··· Provided data ···
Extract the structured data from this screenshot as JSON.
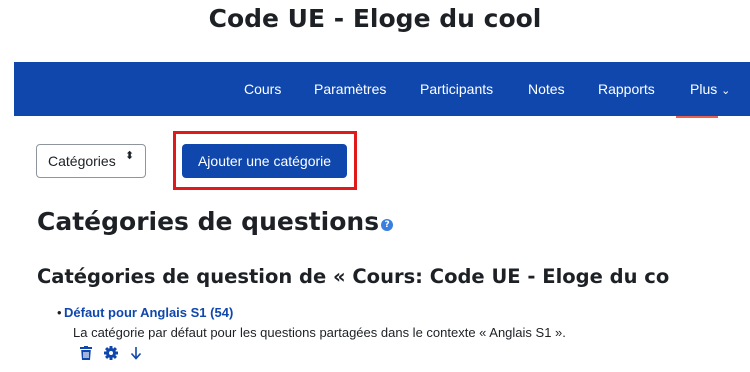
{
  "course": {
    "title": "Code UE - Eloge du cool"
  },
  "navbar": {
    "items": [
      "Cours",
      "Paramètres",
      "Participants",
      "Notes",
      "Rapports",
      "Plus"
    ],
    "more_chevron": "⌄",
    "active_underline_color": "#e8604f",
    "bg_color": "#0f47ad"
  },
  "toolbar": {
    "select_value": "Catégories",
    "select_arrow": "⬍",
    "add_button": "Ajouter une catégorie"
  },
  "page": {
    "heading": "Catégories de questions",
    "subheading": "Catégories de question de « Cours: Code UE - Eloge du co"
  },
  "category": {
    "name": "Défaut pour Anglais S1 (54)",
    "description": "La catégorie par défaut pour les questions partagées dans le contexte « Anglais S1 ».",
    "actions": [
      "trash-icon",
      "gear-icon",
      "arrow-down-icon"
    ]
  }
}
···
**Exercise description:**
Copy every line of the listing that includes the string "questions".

**Solution to the problem:**
    "heading": "Catégories de questions",
    "description": "La catégorie par défaut pour les questions partagées dans le contexte « Anglais S1 ».",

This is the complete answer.